◆ Exercise ◆
Please go through the records below and return every line holding the word "time".

(Excerpts from an interface dataset)
——
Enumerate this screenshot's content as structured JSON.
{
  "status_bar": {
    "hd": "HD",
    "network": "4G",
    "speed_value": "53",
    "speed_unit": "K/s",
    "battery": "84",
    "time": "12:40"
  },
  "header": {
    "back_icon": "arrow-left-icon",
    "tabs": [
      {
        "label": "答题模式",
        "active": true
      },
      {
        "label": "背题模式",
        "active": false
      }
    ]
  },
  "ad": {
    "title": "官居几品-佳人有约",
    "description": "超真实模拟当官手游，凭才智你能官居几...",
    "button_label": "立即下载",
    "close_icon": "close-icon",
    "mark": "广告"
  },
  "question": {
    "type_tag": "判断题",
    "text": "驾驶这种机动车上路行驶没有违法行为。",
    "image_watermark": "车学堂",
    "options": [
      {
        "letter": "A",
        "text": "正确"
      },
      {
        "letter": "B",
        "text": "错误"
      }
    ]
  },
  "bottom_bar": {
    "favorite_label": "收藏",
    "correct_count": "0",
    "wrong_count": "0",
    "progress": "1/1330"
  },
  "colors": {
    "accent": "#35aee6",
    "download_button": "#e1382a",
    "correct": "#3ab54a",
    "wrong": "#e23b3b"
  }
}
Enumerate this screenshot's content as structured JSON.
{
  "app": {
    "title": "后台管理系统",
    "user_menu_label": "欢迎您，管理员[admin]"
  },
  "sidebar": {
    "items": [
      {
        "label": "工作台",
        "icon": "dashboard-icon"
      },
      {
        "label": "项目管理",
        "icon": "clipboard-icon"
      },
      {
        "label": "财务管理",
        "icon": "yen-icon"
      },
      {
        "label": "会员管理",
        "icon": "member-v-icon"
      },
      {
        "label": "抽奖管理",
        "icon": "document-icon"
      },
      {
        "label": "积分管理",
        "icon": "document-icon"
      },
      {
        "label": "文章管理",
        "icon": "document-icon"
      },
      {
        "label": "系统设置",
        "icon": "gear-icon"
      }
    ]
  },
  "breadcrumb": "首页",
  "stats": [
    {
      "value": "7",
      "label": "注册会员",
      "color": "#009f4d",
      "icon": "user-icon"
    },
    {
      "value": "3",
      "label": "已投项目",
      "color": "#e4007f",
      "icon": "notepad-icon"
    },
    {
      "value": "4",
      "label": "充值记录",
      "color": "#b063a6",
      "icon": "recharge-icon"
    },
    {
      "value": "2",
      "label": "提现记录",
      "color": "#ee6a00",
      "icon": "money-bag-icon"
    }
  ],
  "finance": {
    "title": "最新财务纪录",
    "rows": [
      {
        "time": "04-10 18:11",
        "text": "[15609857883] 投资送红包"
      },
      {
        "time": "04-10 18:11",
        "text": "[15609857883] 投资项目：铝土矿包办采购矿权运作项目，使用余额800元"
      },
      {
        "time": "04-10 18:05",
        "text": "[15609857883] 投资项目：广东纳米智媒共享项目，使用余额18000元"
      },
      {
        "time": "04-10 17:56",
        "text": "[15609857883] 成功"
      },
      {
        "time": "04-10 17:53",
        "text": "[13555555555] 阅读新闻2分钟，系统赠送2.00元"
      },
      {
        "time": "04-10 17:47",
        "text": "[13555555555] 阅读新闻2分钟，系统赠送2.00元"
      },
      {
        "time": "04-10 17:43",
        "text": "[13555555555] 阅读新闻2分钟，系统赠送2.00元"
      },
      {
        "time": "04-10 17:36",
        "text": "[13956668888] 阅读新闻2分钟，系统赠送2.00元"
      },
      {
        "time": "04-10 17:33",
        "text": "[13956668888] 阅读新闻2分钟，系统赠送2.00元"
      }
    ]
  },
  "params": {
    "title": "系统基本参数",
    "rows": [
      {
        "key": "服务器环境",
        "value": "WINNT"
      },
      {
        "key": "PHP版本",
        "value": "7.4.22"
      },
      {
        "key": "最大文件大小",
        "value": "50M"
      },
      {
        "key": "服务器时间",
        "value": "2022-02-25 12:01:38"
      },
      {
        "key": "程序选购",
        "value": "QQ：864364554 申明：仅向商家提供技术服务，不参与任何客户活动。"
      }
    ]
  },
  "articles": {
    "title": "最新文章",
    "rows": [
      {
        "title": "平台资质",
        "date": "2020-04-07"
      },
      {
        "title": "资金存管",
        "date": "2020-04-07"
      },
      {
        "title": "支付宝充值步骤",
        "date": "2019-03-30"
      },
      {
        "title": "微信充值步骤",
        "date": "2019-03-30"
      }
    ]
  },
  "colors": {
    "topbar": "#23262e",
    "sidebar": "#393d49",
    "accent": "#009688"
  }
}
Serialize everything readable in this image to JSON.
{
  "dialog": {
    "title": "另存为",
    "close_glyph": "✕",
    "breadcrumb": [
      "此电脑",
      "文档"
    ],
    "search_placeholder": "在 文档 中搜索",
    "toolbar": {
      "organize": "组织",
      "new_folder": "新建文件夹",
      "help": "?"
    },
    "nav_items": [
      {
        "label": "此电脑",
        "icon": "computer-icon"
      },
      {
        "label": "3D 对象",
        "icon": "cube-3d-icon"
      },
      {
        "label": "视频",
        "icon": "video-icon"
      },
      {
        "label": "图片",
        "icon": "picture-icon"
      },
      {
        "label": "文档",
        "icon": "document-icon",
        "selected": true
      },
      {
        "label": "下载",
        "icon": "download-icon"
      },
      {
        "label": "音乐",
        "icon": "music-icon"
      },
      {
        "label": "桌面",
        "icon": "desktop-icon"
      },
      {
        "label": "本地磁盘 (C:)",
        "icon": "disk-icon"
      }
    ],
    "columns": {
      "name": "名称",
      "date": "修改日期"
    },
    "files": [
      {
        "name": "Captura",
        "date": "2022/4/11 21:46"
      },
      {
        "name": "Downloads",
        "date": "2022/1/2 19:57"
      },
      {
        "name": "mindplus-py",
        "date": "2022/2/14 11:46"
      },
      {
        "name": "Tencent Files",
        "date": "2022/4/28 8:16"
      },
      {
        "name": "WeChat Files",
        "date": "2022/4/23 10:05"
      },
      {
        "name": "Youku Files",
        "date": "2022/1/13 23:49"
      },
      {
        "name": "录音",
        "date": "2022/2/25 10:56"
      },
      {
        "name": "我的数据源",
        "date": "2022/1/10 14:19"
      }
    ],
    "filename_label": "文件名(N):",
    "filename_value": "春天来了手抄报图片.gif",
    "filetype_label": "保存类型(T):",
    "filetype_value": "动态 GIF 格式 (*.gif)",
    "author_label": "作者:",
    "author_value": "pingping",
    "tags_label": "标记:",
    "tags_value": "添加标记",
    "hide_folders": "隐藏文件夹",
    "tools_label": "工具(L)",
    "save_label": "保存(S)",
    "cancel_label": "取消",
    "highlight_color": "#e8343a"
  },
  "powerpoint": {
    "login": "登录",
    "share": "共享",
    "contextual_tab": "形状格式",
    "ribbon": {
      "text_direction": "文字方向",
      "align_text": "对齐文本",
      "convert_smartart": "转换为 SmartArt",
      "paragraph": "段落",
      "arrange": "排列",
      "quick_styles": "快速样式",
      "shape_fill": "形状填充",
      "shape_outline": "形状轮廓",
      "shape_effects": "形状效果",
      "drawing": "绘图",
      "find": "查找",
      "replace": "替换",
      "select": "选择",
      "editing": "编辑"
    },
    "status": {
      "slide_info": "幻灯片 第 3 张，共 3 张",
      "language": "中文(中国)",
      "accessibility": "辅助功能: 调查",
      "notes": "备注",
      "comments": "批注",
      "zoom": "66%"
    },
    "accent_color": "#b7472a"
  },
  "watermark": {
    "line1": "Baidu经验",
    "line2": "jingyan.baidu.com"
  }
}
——
◆ Solution to this problem ◆
    "time": "12:40"
        "time": "04-10 18:11",
        "time": "04-10 18:11",
        "time": "04-10 18:05",
        "time": "04-10 17:56",
        "time": "04-10 17:53",
        "time": "04-10 17:47",
        "time": "04-10 17:43",
        "time": "04-10 17:36",
        "time": "04-10 17:33",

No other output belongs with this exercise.